Scruggs doesn’t necessarily follow the same rules as other lawyers. In the tobacco litigation, he helped a former paralegal for a Kentucky law firm representing Brown & Williamson to publicize documents the paralegal had stolen while working for the firm. Despite a court order requiring return of the documents, they turned up–anonymously–on Capitol Hill and in some news outlets. The paralegal then ended up in a house Scruggs’ law firm purchased in Pascagoula, Mississippi, got a “job” at the Scruggs law firm, and had a couple auto loans co-signed by the law firm.
If that sounds to you like Scruggs–who proceeded to make a huge fortune off tobacco litigation–paid the fellow off, well, you’re entitled to your opinion. Scruggs would say there’s no connection and he did nothing illegal or unethical. The house and the cars–why those were just “loans.”
Then, in later litigation involving victims of Hurricane Katrina, Scruggs tried to turn them into victims of insurers. Despite the fact Scruggs’ clients hadn’t purchased expensive flood insurance, Scruggs argued, among other things, that the insurers should nonetheless reimburse them for flood damage because it was really all caused by wind blowing the water into their homes, and they were insured against wind damage. Arguments like that, of course, are why most people dislike trial lawyers.

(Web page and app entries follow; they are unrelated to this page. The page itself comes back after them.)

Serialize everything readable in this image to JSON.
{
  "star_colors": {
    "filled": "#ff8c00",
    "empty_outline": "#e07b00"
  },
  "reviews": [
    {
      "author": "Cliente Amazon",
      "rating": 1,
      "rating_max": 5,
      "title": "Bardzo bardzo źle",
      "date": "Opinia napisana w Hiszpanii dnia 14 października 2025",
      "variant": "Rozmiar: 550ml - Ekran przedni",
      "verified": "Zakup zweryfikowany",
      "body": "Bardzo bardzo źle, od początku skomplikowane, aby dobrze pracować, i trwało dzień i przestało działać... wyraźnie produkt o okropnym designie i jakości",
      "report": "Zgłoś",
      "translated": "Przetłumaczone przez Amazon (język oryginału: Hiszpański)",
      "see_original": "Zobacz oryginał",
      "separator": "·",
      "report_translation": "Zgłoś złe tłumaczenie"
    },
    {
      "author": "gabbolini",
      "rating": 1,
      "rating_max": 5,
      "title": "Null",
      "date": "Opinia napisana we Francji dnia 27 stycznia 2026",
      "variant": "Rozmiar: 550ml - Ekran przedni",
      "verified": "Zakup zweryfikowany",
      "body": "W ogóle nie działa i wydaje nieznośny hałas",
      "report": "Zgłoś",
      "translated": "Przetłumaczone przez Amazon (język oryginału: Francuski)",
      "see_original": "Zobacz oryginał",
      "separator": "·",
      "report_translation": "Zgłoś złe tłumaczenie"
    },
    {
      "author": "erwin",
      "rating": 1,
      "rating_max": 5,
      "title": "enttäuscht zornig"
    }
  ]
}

Along the way in the Katrina litigation, some ladies who worked for State Farm took some of State Farm’s documents and, again, despite court orders to the contrary, those documents made there way to the public. Scruggs’ fingerprints were all over the revelation, and a federal judge recommended he be prosecuted for criminal contempt.
For his part, Scruggs would probably tell you he’s a hero. He stands up to “the man” for the “little guy” and he fights hard to represent people who other lawyers would simply ignore.
Most heroes, however, don’t earn millions, tens of millions or even hundreds of millions from their heroics. One might well argue that Scruggs is motivated primarily by greed, with a pretty good dose of megolamania thrown in. And, some lawyers would argue, his success has depended heavily on his willingness to break the rules, or to play outside the rules.